Elin Bengtsson’s young adult novel Ormbunkslandet (“The Land of the Fern”, not translated into English) is about Margit and Mika, two siblings who are in love with each other. The garden shed is their refuge and hiding place, where they cuddle up to each other on piles of garden furniture, surrounded by fishing nets, tins of paint and tools, safe from Mum’s footsteps and Dad’s eyes. They also find some refuge in the forest, where they are the rulers of their own country, the Land of the Fern.
Margit and Mika have long been aware that their relationship is not accepted, that what they do is abnormal and abhorrent in other people’s eyes. As children, they tried to find a word for it on the library computer. What they found sounded to them like an insect, but more like a “creepy-crawly than a butterfly”.
The story is told from Margit’s perspective, but also indirectly from Mika’s – because they are, of course, one. They have lived symbiotically all of their lives, waging a guerrilla war together against the world. Until, that is, Mika decides that it has to stop. He leaves home and starts his national service, leaving behind a bereft Margit, excluded from the only community she has ever known. Despite being only two months away from finishing school, she leaves too, setting off for Malmö in a desperate attempt to stop her life falling apart completely.
Bengtsson describes Margit’s feelings about this unwanted separation with great precision. The story follows Margit’s attempt to cope with the pain and the void – to find a way to go on, new places to be and new people to be with. Margit no longer rules over the Land of the Fern, but there are other kingdoms to conquer out there, and other battles worth fighting. Maybe.
Ormbunkslandet is a novel about losing that which you hold dearest and which gives life meaning, and about dealing with absolute loneliness. But it is also about who is allowed to love whom in society’s eyes. Bengtsson’s empathetic portrait of Margit makes the incomprehensible comprehensible.

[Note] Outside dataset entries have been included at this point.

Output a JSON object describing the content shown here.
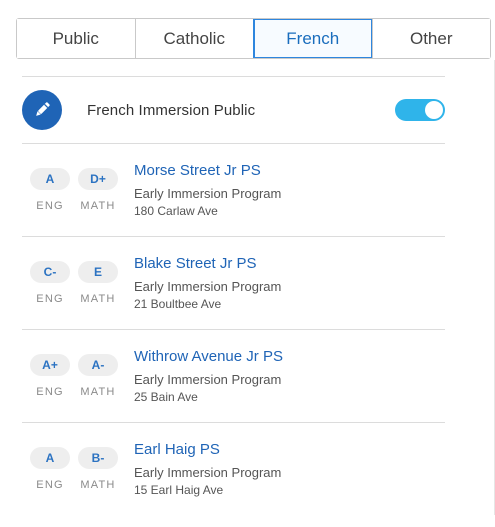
{
  "tabs": [
    {
      "label": "Public",
      "active": false
    },
    {
      "label": "Catholic",
      "active": false
    },
    {
      "label": "French",
      "active": true
    },
    {
      "label": "Other",
      "active": false
    }
  ],
  "filter": {
    "icon": "pencil-icon",
    "label": "French Immersion Public",
    "toggle_on": true
  },
  "schools": [
    {
      "name": "Morse Street Jr PS",
      "program": "Early Immersion Program",
      "address": "180 Carlaw Ave",
      "eng_grade": "A",
      "math_grade": "D+",
      "eng_label": "ENG",
      "math_label": "MATH"
    },
    {
      "name": "Blake Street Jr PS",
      "program": "Early Immersion Program",
      "address": "21 Boultbee Ave",
      "eng_grade": "C-",
      "math_grade": "E",
      "eng_label": "ENG",
      "math_label": "MATH"
    },
    {
      "name": "Withrow Avenue Jr PS",
      "program": "Early Immersion Program",
      "address": "25 Bain Ave",
      "eng_grade": "A+",
      "math_grade": "A-",
      "eng_label": "ENG",
      "math_label": "MATH"
    },
    {
      "name": "Earl Haig PS",
      "program": "Early Immersion Program",
      "address": "15 Earl Haig Ave",
      "eng_grade": "A",
      "math_grade": "B-",
      "eng_label": "ENG",
      "math_label": "MATH"
    }
  ],
  "colors": {
    "accent": "#1f64b6",
    "toggle": "#2fb4ea",
    "grade_pill": "#eeeeee"
  }
}
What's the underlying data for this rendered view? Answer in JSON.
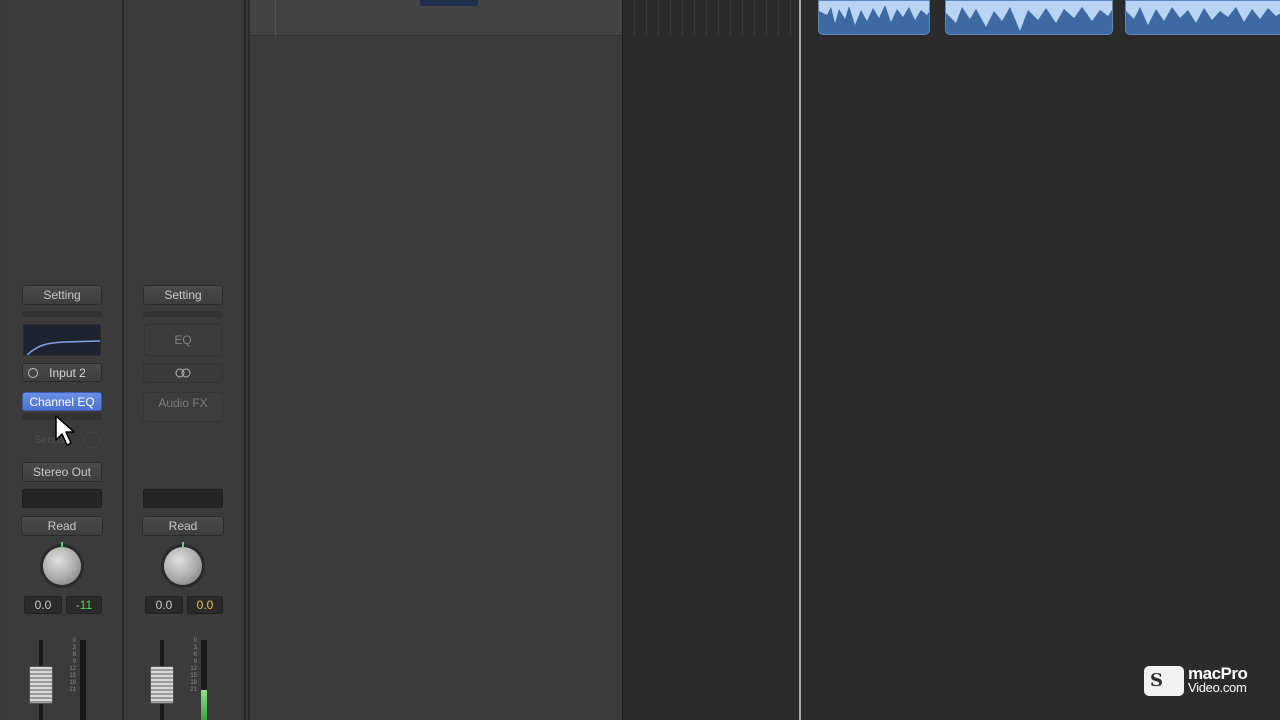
{
  "mixer": {
    "strips": [
      {
        "setting_label": "Setting",
        "input_label": "Input 2",
        "plugin_label": "Channel EQ",
        "sends_label": "Sends",
        "output_label": "Stereo Out",
        "automation_label": "Read",
        "pan_value": "0.0",
        "level_value": "-11"
      },
      {
        "setting_label": "Setting",
        "eq_label": "EQ",
        "plugin_label": "Audio FX",
        "automation_label": "Read",
        "pan_value": "0.0",
        "level_value": "0.0"
      }
    ],
    "meter_scale": [
      "0",
      "3",
      "6",
      "9",
      "12",
      "15",
      "18",
      "21"
    ]
  },
  "colors": {
    "plugin_active": "#5a80db",
    "level_green": "#4cd65b",
    "level_yellow": "#e2c440",
    "region_blue": "#3d6aa3"
  },
  "logo": {
    "line1": "macPro",
    "line2": "Video.com"
  }
}
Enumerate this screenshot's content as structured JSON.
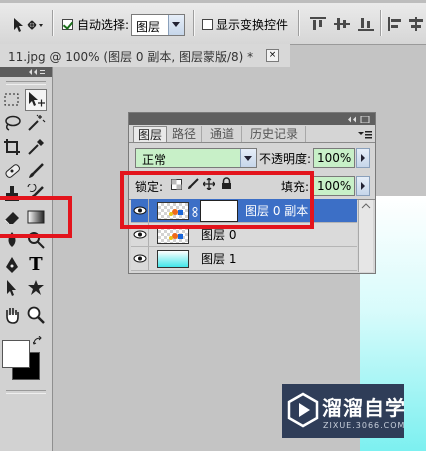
{
  "options_bar": {
    "auto_select_label": "自动选择:",
    "auto_select_checked": true,
    "auto_select_target": "图层",
    "show_transform_label": "显示变换控件",
    "show_transform_checked": false,
    "move_tool_icon": "move-tool-icon",
    "align_icons": [
      "align-top-icon",
      "align-vcenter-icon",
      "align-bottom-icon",
      "align-left-icon",
      "align-hcenter-icon",
      "align-right-icon"
    ]
  },
  "document_tab": {
    "title": "11.jpg @ 100% (图层 0 副本, 图层蒙版/8) *",
    "close_label": "×"
  },
  "tools_panel": {
    "tools": [
      "marquee-tool-icon",
      "move-tool-icon",
      "lasso-tool-icon",
      "magic-wand-tool-icon",
      "crop-tool-icon",
      "eyedropper-tool-icon",
      "healing-brush-tool-icon",
      "brush-tool-icon",
      "clone-stamp-tool-icon",
      "history-brush-tool-icon",
      "eraser-tool-icon",
      "gradient-tool-icon",
      "blur-tool-icon",
      "dodge-tool-icon",
      "pen-tool-icon",
      "type-tool-icon",
      "path-selection-tool-icon",
      "custom-shape-tool-icon",
      "hand-tool-icon",
      "zoom-tool-icon"
    ],
    "type_tool_glyph": "T",
    "foreground_color": "#ffffff",
    "background_color": "#000000"
  },
  "layers_panel": {
    "tabs": [
      "图层",
      "路径",
      "通道",
      "历史记录"
    ],
    "active_tab": "图层",
    "blend_mode": "正常",
    "opacity_label": "不透明度:",
    "opacity_value": "100%",
    "lock_label": "锁定:",
    "fill_label": "填充:",
    "fill_value": "100%",
    "layers": [
      {
        "name": "图层 0 副本",
        "selected": true,
        "has_mask": true
      },
      {
        "name": "图层 0",
        "selected": false,
        "has_mask": false
      },
      {
        "name": "图层 1",
        "selected": false,
        "has_mask": false
      }
    ]
  },
  "highlight_color": "#e3141c",
  "watermark": {
    "brand": "溜溜自学",
    "url": "ZIXUE.3066.COM",
    "play_icon": "play-icon"
  }
}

She makes it possible for the reader to better understand one of the great taboos. And she does so in prose that is beautiful, concise and poetic. There are no unnecessary words, no needless ornamentation. Bengtsson’s feeling for language is of a rare variety.

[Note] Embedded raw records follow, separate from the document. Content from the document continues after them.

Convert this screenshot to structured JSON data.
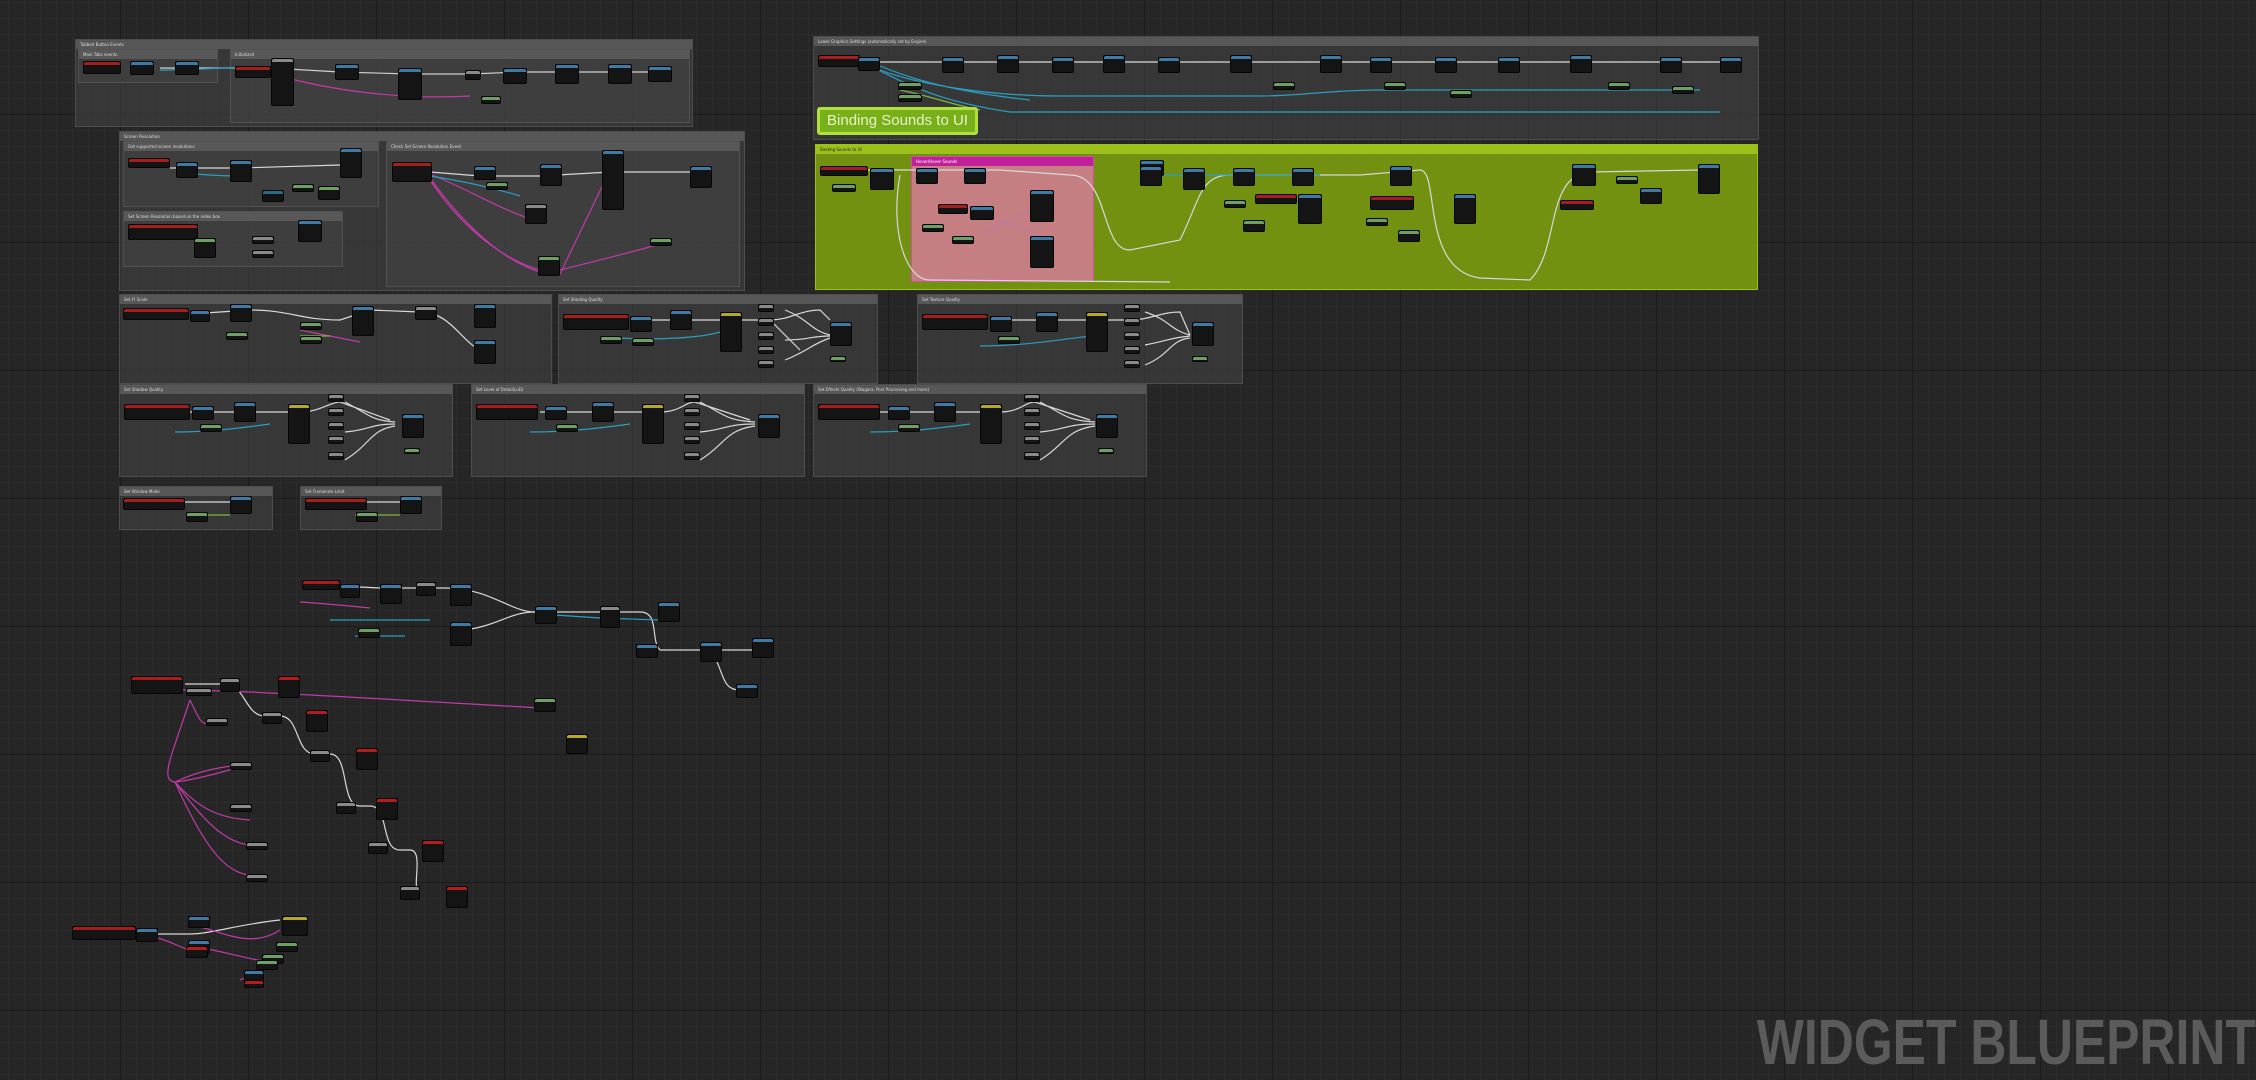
{
  "watermark": "WIDGET BLUEPRINT",
  "big_comment": "Binding Sounds to UI",
  "comments": {
    "tab_button_events": "Tabbed Button Events",
    "main_tab": "Main Tabs events",
    "initialized": "Initialized",
    "load_graphics": "Loads Graphics Settings (automatically set by Engine)",
    "screen_resolution": "Screen Resolution",
    "get_supported": "Get supported screen resolutions",
    "set_screen_res": "Set Screen Resolution based on the index box",
    "check_screen_res": "Check Set Screen Resolution Event",
    "binding_sounds_sub": "Binding Sounds to UI",
    "hover_sound": "Hover/Hover Sounds",
    "set_fi_scale": "Set FI Scale",
    "set_shading": "Set Shading Quality",
    "set_texture": "Set Texture Quality",
    "set_shadow": "Set Shadow Quality",
    "set_lod": "Set Level of Detail(LoD)",
    "set_effects": "Set Effects Quality (Niagara, Post Processing and more)",
    "set_window_mode": "Set Window Mode",
    "set_framerate": "Set Framerate Limit"
  },
  "colors": {
    "event_node": "#a51d1d",
    "function_node": "#3e7aa3",
    "pure_node": "#6ea064",
    "select_node": "#b4a826",
    "comment_green": "#80a40e",
    "comment_pink": "#e278a8",
    "exec_wire": "#d8d8d8",
    "object_wire": "#2a9ec0",
    "enum_wire": "#c03aa8",
    "float_wire": "#7ab83c"
  }
}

She is an author, gender studies academic and PhD student at Stockholm University. She made her debut in 2013 with the young adult novel Mellan vinter och himmel (“Between Winter and Sky”, not translated into English). Ormbunkslandet is her second novel and was nominated for the prestigious August Prize in 2016.